*DATA*
▶
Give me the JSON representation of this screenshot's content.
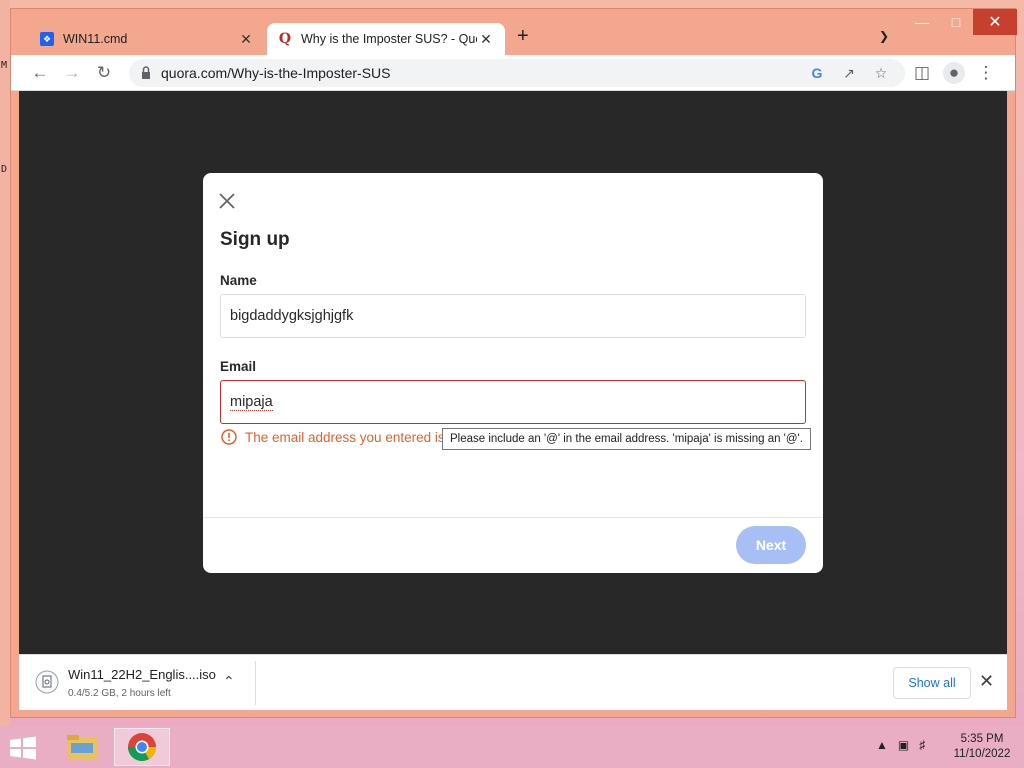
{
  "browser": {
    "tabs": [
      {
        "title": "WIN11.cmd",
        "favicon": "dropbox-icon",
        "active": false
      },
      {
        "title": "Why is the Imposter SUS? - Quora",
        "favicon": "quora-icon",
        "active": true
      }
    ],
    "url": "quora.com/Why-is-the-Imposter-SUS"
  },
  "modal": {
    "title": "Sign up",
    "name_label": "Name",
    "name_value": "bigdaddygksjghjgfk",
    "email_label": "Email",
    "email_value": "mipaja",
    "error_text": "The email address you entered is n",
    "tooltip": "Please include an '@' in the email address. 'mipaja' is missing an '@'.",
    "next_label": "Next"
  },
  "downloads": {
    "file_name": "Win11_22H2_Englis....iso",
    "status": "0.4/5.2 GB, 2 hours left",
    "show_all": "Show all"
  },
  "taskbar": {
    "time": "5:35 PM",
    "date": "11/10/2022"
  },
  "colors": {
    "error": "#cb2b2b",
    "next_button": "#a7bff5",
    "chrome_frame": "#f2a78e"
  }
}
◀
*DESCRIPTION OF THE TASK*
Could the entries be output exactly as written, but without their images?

*ANSWER SPACE*
Give me the JSON representation of this screenshot's content.
{
  "browser": {
    "tabs": [
      {
        "title": "WIN11.cmd",
        "favicon": "dropbox-icon",
        "active": false
      },
      {
        "title": "Why is the Imposter SUS? - Quora",
        "favicon": "quora-icon",
        "active": true
      }
    ],
    "url": "quora.com/Why-is-the-Imposter-SUS"
  },
  "modal": {
    "title": "Sign up",
    "name_label": "Name",
    "name_value": "bigdaddygksjghjgfk",
    "email_label": "Email",
    "email_value": "mipaja",
    "error_text": "The email address you entered is n",
    "tooltip": "Please include an '@' in the email address. 'mipaja' is missing an '@'.",
    "next_label": "Next"
  },
  "downloads": {
    "file_name": "Win11_22H2_Englis....iso",
    "status": "0.4/5.2 GB, 2 hours left",
    "show_all": "Show all"
  },
  "taskbar": {
    "time": "5:35 PM",
    "date": "11/10/2022"
  },
  "colors": {
    "error": "#cb2b2b",
    "next_button": "#a7bff5",
    "chrome_frame": "#f2a78e"
  }
}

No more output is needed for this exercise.